Russia is again a country in turmoil easily surpassing the “partial mobilization” of September 21 last year. Its citizens can take little comfort from a speech to the nation rushed out by Putin this morning. Awash with platitudes about “protecting our state and our people from traitors” it offered little in the way of practical measures. Though his comment “I am confident we shall prevail and become even stronger” may provoke bitter laughter in some quarters, the promise that “decisive actions will be taken to normalize the situation in Rostov” can only, in light of the chaos and violence of the last eighteen months, fill the city with dread. Putin has inevitably been blindsided, and past “decisive actions” taken to liberate the hostages in Moscow’s Dubrovka siege of 2002 or the schoolchildren of Beslan in 2004 (not to mention more recent actions in Donbas) have been an appalling debacle, killing as many innocent victims as their assailants.
Meanwhile Rostovites are on tenterhooks to see what the next week will bring. This is day one of the occupation, and it’s set to get a lot worse. Unless they wish to be attacked by the Russian military across the border in Ukraine, the Wagner Group must remain there. Whether or not there are armed clashes on the streets of Rostov, plundering by Prigozhin’s merry band of renegades — convicted murderers, thieves and rapists among them — is liable to begin in a few days’ time. As for events outside the city, one can expect the remainder to continue their march towards Moscow. “Half the army is ours,” Prigozhin has crowed, and very possibly he’s right. Though as a Russian friend remarked grimly, the country’s immediate destiny lies with that other half, whose future sympathies, alignments and fatefully “decisive actions” can only be guessed at.

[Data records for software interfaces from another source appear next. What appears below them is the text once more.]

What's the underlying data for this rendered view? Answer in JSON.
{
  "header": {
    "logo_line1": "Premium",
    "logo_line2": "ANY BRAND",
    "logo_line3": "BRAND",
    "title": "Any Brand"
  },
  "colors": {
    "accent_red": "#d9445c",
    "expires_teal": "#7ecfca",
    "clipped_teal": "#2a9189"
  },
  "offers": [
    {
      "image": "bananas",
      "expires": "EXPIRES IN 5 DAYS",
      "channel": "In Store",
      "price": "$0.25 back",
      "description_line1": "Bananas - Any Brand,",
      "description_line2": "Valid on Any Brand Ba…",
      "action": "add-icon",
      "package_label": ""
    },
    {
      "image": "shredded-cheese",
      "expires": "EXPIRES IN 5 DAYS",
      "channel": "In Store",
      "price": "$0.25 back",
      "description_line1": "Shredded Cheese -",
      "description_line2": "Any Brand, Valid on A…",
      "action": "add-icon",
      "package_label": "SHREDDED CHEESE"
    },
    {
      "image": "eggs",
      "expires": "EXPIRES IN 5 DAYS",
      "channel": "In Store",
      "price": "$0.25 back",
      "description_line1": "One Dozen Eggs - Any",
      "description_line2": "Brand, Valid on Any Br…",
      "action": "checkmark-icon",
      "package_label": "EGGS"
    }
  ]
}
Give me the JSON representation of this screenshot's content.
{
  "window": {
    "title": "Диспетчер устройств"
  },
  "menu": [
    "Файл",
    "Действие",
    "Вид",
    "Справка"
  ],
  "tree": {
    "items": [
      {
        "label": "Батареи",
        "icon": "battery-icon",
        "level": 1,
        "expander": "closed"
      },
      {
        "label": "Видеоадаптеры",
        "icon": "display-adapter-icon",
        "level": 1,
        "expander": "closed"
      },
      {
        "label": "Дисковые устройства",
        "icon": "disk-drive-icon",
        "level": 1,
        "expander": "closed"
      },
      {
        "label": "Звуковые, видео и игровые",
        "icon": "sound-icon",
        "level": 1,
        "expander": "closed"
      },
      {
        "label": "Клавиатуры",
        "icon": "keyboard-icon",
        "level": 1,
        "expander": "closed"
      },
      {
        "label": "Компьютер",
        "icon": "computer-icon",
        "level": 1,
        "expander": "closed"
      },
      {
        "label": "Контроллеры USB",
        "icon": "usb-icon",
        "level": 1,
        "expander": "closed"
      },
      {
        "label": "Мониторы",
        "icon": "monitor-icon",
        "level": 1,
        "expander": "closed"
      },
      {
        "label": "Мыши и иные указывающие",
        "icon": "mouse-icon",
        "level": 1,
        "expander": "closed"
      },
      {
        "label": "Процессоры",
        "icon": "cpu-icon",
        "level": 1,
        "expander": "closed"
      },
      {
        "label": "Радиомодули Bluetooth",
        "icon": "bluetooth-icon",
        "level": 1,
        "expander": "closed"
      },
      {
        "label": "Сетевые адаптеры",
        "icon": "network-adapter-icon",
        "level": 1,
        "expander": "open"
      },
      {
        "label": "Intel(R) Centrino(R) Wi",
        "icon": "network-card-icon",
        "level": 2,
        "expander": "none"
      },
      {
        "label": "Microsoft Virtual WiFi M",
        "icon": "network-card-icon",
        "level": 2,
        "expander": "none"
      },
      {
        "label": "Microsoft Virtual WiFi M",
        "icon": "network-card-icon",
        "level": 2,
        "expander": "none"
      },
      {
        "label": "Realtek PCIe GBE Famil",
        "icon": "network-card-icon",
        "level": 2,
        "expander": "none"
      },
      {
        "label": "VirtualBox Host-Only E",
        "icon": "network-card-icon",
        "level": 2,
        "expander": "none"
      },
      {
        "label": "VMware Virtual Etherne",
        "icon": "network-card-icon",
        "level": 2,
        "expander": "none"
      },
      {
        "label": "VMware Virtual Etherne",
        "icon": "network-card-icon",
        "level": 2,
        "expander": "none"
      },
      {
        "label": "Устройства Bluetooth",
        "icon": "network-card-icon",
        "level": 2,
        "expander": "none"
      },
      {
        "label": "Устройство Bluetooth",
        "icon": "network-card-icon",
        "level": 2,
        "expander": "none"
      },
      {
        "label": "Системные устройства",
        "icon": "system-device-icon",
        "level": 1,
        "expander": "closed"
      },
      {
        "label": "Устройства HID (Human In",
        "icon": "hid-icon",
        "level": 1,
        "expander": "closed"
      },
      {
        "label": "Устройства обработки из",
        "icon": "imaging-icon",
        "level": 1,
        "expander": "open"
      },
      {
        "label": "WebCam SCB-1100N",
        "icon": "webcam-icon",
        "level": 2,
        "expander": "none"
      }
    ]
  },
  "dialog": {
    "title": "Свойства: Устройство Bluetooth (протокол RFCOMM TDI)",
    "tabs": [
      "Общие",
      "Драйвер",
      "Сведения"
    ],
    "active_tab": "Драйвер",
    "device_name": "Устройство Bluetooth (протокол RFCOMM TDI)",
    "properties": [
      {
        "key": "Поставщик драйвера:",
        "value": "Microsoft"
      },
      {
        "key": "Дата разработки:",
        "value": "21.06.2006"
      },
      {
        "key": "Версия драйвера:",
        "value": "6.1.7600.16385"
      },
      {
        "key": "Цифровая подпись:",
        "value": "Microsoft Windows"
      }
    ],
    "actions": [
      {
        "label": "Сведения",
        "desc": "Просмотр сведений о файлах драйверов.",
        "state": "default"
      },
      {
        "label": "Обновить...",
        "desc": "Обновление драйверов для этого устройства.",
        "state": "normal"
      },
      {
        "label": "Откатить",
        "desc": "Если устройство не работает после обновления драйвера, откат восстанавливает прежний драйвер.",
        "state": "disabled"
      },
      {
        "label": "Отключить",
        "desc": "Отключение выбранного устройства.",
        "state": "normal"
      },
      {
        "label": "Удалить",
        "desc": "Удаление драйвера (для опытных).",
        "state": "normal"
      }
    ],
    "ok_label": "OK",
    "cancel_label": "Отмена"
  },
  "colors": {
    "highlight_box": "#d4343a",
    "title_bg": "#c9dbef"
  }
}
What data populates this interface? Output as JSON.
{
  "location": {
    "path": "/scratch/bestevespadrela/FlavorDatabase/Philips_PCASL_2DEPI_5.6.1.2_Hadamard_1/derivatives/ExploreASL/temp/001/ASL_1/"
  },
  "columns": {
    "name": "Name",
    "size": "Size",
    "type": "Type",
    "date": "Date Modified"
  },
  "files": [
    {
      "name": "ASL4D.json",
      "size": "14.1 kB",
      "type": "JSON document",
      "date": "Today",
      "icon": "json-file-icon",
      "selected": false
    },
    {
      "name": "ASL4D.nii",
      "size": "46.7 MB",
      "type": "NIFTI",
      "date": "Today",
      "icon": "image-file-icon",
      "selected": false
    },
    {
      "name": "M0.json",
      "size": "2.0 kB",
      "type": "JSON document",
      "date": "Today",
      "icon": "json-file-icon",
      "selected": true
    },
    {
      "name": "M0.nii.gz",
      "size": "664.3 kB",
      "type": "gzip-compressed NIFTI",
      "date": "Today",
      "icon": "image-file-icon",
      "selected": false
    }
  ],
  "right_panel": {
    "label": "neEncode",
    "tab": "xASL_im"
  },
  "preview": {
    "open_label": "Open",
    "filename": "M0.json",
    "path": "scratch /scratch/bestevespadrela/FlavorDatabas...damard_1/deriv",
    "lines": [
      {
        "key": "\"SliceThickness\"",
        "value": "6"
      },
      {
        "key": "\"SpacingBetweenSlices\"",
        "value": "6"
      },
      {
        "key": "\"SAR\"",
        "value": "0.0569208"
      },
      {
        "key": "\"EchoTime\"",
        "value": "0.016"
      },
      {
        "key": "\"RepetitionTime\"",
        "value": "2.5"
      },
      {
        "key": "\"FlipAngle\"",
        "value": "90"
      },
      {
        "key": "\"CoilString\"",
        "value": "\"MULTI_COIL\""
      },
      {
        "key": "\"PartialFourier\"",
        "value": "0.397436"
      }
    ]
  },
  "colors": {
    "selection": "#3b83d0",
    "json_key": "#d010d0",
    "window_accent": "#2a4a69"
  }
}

This article was originally published on The Spectator’s UK website.